**WHAT YOU ARE ASKED TO DO:** Count how many lines of the material below have the word "Alarma" and give only the number.

**RECORDS SUPPLIED:**

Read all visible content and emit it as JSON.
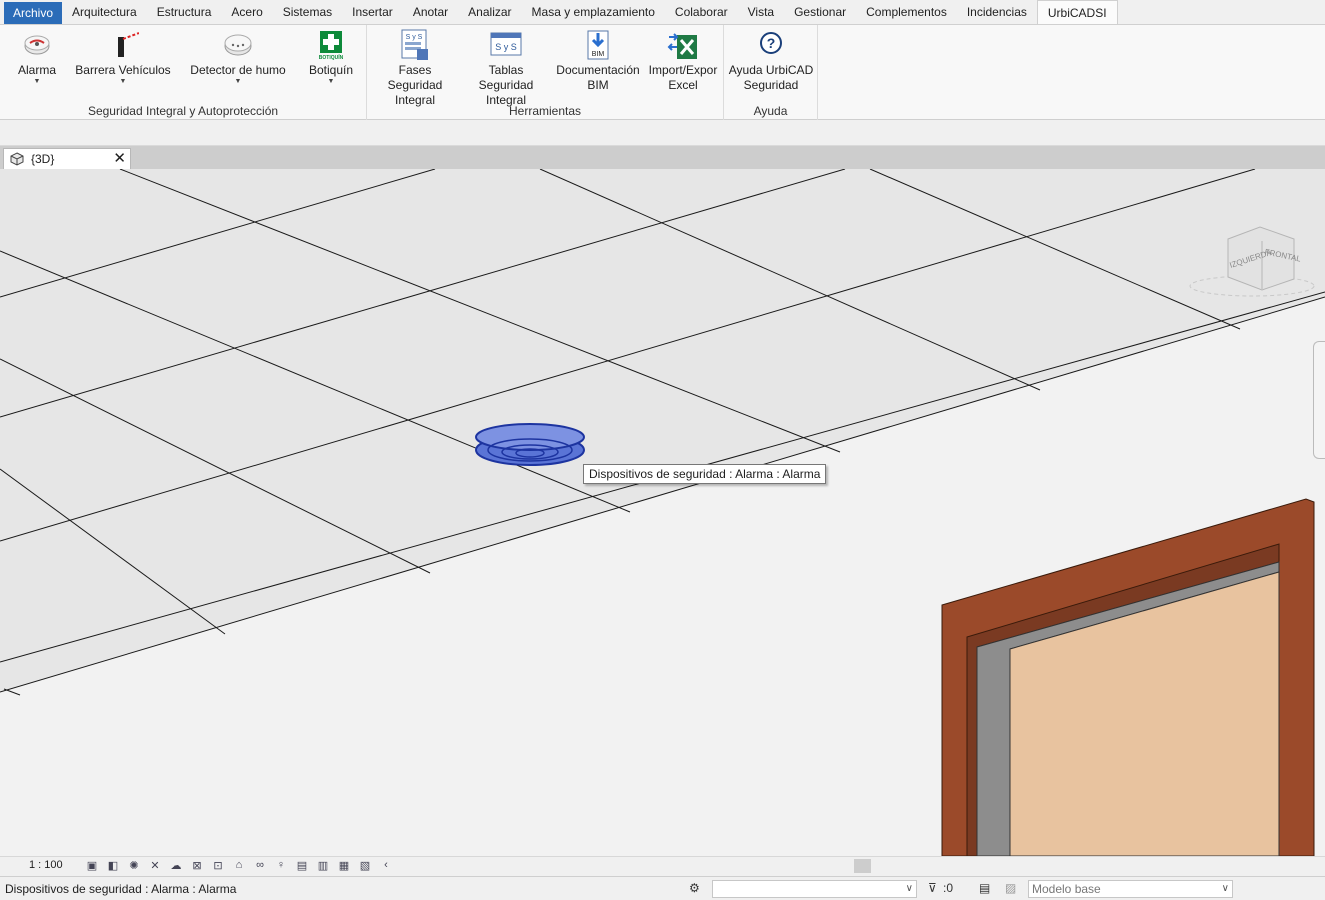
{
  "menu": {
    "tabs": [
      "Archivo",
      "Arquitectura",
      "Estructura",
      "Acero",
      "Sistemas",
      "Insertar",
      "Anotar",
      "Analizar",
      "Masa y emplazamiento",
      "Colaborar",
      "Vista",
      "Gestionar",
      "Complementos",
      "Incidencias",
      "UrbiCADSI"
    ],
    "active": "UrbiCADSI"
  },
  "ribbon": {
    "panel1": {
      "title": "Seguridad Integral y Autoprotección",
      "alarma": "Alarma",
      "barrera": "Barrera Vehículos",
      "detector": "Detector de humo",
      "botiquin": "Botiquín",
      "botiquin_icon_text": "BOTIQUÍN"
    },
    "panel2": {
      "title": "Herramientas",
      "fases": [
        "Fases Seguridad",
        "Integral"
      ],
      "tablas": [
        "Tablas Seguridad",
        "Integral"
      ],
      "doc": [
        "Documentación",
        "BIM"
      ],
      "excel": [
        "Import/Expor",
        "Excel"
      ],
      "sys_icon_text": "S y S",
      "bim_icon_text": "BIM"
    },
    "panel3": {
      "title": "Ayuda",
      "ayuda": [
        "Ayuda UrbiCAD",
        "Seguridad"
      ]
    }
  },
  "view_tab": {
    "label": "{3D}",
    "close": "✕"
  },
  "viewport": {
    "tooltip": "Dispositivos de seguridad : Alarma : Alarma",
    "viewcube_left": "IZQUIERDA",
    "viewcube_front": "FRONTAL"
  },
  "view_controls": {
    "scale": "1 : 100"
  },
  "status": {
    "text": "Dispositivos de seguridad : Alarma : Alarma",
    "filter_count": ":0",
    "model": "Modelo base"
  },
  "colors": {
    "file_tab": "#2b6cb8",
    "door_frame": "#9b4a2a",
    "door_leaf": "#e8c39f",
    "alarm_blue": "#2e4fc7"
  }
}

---

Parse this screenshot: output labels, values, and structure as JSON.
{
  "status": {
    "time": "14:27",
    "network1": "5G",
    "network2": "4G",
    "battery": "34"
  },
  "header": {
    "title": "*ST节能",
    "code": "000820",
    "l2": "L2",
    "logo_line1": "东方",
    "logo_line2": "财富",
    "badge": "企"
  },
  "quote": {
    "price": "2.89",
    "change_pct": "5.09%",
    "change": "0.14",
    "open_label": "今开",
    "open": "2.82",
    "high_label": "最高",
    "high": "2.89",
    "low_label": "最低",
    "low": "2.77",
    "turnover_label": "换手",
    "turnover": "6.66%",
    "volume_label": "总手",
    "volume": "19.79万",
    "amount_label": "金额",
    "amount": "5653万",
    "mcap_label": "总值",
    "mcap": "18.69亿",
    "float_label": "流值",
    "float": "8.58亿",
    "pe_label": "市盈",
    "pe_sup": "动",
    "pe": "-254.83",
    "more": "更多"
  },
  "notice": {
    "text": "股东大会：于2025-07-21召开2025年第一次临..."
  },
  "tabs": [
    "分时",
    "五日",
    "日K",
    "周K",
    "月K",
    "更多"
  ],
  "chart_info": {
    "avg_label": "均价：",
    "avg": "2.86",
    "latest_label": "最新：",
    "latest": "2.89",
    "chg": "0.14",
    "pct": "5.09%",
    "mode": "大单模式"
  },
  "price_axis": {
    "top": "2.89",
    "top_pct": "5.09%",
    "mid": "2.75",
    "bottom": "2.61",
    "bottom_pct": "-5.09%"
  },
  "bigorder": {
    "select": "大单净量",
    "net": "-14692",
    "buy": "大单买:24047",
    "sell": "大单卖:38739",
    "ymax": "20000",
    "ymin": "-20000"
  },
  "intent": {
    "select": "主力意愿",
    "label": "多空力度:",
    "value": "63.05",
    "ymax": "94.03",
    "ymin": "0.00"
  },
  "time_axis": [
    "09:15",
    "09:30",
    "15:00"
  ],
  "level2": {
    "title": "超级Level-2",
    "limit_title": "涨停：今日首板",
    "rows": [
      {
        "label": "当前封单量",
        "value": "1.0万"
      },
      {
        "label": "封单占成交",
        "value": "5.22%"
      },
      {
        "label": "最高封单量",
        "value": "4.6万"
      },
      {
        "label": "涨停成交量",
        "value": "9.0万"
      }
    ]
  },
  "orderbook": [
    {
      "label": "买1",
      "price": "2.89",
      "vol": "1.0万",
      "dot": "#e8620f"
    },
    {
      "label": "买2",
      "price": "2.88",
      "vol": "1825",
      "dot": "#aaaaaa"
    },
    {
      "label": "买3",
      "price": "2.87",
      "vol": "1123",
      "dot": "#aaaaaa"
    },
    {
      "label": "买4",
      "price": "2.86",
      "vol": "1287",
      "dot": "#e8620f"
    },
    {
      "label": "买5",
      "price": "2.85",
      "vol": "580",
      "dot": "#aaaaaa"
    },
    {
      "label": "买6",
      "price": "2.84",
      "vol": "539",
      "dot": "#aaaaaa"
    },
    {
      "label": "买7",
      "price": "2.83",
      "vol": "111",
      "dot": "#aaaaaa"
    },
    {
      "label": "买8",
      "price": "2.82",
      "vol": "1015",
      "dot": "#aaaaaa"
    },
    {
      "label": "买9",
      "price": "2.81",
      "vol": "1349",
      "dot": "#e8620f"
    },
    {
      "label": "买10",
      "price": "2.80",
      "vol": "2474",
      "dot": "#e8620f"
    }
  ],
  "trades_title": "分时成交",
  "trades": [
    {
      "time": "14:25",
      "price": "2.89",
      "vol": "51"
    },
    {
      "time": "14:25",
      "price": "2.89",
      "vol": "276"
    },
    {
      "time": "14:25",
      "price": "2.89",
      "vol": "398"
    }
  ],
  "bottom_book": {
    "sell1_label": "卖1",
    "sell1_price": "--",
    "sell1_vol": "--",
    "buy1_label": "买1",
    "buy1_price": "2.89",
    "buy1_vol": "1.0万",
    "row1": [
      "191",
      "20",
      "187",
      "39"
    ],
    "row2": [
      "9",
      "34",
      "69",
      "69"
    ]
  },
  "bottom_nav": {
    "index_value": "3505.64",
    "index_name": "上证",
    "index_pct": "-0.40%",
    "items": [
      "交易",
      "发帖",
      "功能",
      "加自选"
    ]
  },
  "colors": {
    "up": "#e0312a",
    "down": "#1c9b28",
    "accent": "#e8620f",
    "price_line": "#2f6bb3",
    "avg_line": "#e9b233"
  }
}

**ANSWER FOR THIS EXERCISE:** 3